* Data records
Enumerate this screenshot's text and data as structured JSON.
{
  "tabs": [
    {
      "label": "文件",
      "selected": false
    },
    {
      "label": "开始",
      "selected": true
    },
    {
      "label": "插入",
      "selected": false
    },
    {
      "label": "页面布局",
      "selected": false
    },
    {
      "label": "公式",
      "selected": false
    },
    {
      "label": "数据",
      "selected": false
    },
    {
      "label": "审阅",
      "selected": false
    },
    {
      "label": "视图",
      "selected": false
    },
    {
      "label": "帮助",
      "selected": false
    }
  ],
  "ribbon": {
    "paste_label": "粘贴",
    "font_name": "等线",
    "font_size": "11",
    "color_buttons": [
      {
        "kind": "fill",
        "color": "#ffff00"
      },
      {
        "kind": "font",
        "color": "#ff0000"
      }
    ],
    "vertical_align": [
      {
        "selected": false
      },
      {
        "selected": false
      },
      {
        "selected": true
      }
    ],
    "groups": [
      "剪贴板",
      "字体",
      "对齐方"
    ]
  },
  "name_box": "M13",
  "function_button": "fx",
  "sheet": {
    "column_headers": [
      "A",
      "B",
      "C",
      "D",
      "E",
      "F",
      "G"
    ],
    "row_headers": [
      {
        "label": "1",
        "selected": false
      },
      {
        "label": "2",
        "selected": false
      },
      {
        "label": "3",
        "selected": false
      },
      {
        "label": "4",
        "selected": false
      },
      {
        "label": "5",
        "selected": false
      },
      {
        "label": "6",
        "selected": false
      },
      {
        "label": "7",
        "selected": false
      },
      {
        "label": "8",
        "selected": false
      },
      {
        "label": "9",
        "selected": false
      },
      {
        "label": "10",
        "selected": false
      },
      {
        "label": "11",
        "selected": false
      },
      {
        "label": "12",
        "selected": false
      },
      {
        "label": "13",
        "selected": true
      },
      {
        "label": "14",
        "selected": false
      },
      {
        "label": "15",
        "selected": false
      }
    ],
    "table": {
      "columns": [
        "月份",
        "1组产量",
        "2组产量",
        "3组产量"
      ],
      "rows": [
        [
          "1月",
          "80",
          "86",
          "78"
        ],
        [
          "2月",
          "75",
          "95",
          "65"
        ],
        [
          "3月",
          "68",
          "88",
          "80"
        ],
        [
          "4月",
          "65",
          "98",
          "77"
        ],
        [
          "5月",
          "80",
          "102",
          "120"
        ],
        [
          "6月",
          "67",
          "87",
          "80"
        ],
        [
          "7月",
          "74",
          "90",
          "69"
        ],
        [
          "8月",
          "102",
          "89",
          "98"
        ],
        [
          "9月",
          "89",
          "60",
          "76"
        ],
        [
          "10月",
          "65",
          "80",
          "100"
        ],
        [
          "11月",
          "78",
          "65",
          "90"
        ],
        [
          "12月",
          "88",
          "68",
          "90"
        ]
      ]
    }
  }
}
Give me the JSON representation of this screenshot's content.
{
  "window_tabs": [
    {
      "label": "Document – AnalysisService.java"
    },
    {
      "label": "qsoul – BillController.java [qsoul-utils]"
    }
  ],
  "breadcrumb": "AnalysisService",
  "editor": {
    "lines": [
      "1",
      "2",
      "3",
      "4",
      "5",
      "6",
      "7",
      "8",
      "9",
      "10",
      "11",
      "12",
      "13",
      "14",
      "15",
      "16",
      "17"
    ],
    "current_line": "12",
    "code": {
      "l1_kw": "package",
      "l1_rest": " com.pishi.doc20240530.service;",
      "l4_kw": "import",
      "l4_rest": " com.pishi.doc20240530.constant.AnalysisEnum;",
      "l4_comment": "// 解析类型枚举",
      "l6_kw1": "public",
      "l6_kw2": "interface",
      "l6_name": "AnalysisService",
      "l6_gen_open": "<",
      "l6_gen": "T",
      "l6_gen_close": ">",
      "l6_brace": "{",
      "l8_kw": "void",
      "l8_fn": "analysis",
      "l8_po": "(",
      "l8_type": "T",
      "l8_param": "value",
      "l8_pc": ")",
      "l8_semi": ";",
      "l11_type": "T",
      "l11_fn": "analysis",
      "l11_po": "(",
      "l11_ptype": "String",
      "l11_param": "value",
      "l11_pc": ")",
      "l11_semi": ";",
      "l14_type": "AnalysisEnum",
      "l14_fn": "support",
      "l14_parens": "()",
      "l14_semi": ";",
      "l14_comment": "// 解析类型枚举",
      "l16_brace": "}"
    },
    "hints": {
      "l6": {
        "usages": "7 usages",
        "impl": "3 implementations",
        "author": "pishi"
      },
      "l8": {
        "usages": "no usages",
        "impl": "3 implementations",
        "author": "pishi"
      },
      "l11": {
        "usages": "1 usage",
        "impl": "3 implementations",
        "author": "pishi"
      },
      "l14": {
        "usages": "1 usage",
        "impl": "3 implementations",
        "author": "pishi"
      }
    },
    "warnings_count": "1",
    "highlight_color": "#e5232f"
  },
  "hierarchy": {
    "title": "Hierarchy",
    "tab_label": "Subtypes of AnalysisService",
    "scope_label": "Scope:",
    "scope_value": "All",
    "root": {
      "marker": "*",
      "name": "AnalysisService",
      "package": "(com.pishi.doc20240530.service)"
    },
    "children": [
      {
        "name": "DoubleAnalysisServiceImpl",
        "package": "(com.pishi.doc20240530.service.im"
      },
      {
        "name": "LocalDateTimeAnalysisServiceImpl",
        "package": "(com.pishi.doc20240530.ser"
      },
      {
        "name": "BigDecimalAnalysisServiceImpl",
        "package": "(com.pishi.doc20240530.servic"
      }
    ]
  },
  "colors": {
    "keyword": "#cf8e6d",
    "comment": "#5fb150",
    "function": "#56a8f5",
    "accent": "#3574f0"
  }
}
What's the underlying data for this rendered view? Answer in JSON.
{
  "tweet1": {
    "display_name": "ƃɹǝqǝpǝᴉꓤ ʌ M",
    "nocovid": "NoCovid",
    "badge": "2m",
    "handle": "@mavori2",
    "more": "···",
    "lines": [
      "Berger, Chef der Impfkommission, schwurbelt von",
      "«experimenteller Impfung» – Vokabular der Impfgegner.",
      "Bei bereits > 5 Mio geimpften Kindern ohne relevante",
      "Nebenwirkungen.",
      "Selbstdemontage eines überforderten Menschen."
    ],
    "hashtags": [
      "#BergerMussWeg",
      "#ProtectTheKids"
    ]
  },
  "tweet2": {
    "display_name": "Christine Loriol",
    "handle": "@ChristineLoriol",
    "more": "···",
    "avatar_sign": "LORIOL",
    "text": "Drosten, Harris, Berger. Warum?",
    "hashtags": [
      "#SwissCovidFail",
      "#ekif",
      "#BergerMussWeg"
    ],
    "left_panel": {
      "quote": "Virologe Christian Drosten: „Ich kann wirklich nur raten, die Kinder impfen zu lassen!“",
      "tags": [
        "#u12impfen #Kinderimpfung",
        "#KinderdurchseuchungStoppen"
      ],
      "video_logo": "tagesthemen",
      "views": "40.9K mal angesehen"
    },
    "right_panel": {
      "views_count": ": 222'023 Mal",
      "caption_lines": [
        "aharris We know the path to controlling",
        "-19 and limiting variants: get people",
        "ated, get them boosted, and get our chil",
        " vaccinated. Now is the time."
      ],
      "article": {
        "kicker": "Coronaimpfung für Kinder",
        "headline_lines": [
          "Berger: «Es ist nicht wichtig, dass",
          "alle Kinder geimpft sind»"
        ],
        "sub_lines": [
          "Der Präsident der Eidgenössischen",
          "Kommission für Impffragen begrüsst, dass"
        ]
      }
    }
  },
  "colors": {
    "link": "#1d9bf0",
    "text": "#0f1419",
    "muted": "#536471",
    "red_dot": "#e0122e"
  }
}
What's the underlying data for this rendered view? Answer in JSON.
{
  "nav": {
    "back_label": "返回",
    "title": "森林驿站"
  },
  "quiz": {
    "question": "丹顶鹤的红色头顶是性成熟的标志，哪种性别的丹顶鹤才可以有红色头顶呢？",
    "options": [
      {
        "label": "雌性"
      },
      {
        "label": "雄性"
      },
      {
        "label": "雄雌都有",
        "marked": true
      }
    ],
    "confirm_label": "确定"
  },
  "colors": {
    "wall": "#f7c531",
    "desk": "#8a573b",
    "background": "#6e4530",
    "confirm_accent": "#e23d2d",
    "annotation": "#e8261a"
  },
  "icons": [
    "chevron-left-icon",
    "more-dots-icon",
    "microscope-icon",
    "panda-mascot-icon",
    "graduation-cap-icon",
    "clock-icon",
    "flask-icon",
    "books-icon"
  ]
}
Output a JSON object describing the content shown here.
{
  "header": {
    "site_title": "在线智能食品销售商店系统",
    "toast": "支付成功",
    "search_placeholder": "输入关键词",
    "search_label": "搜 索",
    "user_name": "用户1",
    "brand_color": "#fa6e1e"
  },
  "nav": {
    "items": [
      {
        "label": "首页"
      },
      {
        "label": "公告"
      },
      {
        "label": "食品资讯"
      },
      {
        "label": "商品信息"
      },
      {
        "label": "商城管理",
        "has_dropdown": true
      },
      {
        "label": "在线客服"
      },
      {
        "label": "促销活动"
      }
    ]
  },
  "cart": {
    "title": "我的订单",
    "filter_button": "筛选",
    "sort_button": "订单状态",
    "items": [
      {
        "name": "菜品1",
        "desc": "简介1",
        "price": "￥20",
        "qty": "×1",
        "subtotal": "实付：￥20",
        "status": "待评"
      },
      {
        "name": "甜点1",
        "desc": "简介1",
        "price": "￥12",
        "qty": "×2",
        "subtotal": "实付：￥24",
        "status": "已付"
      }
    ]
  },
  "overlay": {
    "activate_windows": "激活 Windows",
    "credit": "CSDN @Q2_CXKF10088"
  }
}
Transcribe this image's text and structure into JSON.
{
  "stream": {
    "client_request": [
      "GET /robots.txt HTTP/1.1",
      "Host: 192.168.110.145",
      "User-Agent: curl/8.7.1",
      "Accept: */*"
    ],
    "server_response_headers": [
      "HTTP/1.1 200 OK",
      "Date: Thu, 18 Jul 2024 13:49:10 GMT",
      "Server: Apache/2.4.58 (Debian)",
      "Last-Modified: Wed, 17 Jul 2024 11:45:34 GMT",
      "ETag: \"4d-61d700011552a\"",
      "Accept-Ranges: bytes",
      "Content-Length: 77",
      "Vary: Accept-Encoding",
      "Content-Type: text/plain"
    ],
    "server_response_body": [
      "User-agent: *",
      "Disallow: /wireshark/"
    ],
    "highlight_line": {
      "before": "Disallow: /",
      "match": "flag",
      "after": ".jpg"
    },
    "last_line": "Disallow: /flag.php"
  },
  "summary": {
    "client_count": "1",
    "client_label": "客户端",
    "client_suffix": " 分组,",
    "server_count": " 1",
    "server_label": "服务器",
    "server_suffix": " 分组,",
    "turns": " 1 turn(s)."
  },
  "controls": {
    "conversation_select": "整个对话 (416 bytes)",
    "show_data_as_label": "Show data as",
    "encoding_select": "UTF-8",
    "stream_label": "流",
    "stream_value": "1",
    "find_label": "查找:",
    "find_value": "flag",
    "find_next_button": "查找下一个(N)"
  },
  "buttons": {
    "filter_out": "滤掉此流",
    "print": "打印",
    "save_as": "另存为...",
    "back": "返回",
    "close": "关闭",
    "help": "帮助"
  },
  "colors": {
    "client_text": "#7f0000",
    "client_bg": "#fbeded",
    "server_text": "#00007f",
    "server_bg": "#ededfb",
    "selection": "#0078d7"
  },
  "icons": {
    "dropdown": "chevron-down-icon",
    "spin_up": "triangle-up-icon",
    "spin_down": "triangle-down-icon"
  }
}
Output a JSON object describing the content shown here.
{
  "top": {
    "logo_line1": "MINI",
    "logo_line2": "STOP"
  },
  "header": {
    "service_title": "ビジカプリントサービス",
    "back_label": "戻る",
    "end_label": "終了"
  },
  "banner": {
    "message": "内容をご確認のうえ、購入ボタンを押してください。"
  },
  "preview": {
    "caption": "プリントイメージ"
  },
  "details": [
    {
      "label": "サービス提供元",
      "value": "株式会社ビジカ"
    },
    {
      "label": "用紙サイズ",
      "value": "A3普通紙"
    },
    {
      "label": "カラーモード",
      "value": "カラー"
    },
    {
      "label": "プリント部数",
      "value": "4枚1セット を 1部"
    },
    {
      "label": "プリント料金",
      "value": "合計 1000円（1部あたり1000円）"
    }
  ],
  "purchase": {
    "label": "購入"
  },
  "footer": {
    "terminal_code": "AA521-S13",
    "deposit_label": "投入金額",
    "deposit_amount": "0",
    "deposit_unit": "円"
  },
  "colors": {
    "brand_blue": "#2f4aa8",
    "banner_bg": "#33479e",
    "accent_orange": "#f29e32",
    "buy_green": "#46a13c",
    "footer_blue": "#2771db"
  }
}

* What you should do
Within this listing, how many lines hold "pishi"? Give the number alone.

* Solution below
10